*Try it*.
From the records below, copy the lines that include "Эконом".

BEGIN Data excerpts

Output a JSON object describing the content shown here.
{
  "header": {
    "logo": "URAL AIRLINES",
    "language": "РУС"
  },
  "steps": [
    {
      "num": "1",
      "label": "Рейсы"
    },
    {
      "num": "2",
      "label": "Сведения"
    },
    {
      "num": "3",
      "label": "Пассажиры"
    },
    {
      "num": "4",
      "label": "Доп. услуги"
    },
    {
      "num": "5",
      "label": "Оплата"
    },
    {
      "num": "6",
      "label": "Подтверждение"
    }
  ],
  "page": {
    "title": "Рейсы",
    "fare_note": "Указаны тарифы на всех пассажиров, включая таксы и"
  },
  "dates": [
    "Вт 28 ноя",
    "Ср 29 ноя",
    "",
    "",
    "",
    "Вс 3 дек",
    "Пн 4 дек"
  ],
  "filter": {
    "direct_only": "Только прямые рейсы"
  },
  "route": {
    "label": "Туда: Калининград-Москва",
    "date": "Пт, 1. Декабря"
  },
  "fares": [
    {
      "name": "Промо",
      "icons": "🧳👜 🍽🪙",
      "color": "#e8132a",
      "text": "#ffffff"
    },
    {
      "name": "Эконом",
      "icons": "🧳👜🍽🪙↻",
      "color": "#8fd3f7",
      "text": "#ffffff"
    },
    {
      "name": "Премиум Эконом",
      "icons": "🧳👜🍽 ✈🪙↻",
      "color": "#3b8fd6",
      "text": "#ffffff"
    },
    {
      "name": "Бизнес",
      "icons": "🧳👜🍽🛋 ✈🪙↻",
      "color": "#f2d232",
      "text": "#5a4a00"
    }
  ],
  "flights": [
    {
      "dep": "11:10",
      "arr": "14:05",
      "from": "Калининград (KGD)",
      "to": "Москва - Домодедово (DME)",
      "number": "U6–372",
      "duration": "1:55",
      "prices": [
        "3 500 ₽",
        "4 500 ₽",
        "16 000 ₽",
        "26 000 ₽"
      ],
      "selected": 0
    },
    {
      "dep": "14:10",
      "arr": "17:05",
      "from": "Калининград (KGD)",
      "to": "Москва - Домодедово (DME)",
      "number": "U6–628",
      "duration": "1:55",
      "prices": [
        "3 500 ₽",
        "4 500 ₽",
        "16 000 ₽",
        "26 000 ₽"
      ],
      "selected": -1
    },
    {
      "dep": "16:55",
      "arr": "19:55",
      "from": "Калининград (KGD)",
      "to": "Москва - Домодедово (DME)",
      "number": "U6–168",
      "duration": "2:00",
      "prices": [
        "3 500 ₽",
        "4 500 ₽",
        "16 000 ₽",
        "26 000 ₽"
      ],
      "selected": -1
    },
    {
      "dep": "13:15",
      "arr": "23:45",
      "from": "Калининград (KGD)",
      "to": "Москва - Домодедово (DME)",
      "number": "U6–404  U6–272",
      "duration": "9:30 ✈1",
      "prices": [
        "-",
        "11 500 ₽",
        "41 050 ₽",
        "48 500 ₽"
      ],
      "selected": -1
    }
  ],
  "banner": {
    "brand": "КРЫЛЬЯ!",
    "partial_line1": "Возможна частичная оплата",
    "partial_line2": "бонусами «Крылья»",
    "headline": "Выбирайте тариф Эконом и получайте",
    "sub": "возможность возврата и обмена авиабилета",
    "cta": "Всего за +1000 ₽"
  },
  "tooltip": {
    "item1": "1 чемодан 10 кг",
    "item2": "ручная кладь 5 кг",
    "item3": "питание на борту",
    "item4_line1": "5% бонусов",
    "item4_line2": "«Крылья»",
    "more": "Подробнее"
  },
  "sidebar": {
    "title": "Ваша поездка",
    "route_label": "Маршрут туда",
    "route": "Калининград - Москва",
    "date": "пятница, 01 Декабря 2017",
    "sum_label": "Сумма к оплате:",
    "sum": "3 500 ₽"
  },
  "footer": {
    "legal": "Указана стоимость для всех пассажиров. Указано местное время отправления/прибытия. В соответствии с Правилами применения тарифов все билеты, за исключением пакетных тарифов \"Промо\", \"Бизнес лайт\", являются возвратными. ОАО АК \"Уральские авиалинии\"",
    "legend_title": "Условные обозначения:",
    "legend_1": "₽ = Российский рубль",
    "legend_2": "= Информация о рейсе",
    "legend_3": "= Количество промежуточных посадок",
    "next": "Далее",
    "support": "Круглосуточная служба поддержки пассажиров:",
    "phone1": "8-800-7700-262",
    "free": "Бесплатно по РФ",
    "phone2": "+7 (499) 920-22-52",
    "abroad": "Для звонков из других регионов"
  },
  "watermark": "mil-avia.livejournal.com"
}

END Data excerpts

*Written solution*.
      "name": "Эконом",
      "name": "Премиум Эконом",
    "headline": "Выбирайте тариф Эконом и получайте",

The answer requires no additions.